NFC is onboard, along with GPay compatibility, meaning that – if your bank supports it – you can easily make payments from your watch using contactless POS systems in stores. Again, when your hands are full at the checkout, it’s so much more convenient than having to hunt around for your purse or your phone.

It all works well to create a versatile and fully featured smartwatch – and one that looks a proper watch should too.

If there’s a downside to performance, it’s battery life. Although, even that isn’t surprising, given the type of display and the number of features here. Fossil says you’ll get 24 hours from a full charge, and in daily use the reality is you’ll need to charge it every night. Unless you rarely get any notifications and you have features like the always-on display and heart rate monitor switched off, it’s unlikely you’ll get to the end of a second day – we weren’t brave enough to chance it anyway.

Fitness and software

  • Heart rate monitor and GPS
  • Google Fit is becoming more useful

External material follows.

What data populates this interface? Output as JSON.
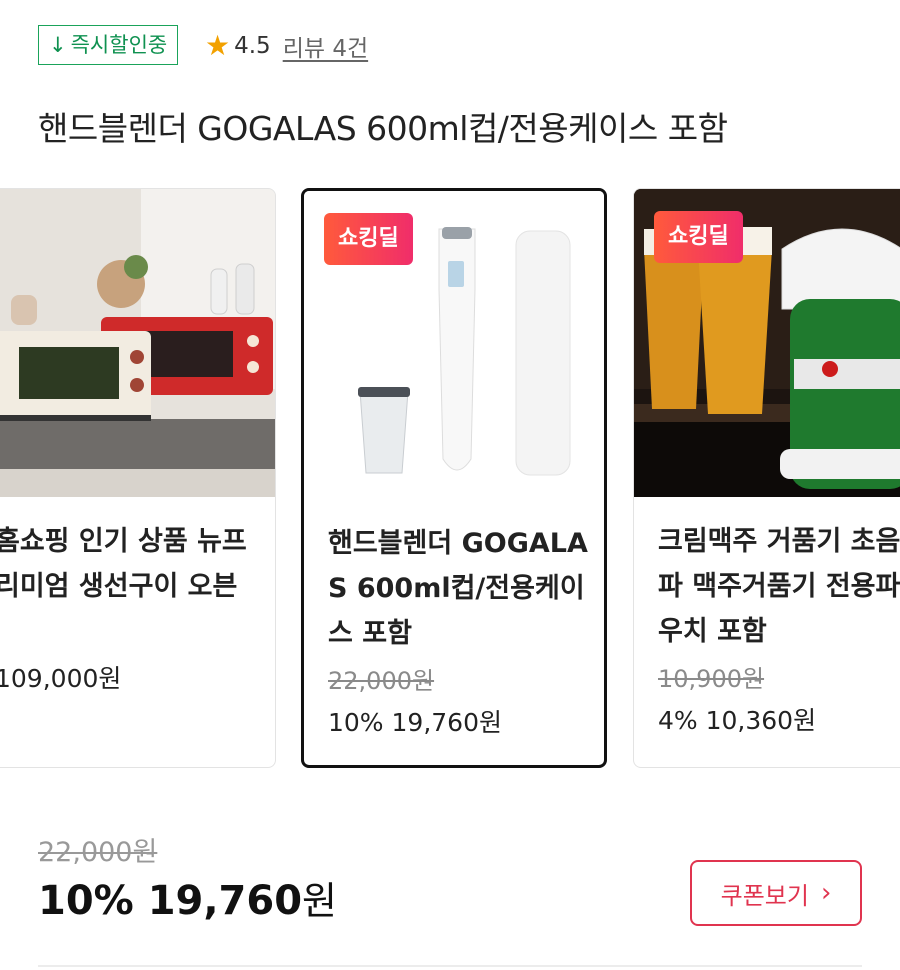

Despite looking like a daily watch you might wear to work, or with smart/casual attire, the Garrett is actually an accomplished sports watch. As well as Google Fit being preinstalled for tracking workouts of many different kinds, you also have access to a number of different third-party options, including the likes of Nike Run Club and Strava.

These apps are backed by the fact that Fossil has incorporated built-in GPS for location/route tracking, as well as a heart-rate monitor. That means if you do head out on a run, you’ll get a mapped route as well as an overview of your heart-rate peaks and averages, plus cadence, speed, pace and all the other things you’d want from running data.

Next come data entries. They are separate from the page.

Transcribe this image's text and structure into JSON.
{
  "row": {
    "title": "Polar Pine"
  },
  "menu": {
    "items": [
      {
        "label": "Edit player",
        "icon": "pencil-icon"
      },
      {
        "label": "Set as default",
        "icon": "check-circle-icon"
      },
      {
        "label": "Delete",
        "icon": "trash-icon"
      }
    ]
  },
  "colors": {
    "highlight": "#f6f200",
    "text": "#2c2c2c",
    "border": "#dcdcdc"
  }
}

Now, Google Fit hasn’t been perfect during our use. It still feels a little like an app that’s developing over time. It’s less basic than it used to be, but we had one time when trying to start an indoor cycling sessions (by selecting the Spinning option from the workout list) where the app just failed to start, crashed and then rebooted. So we tried it again, and it failed again, and then again a third time.

It’s safe to say, therefore, that the Garrett is not a dedicated fitness watch, but more lifestyle watch. That means, as always, you can interact with your smartphone notifications on the screen, replying to and reading messages quickly and easily.

If you’re paired with an iPhone, you miss out on interacting with notifications in terms of replying to them, but a lot of the other features are the same as you’ll get with an Android phone. You can still set up Google Pay for contactless payments, and still get access to Google Fit via the iPhone app. With Google Play built into the watch, combined with Wi-Fi support, you can also install a bunch of apps on the watch too, so you’re not limited to only mirroring your iPhone notifications.

For an idea on how to pair, and what you can set up, check out our video above on setting up Wear OS to work with an iPhone.

Original Article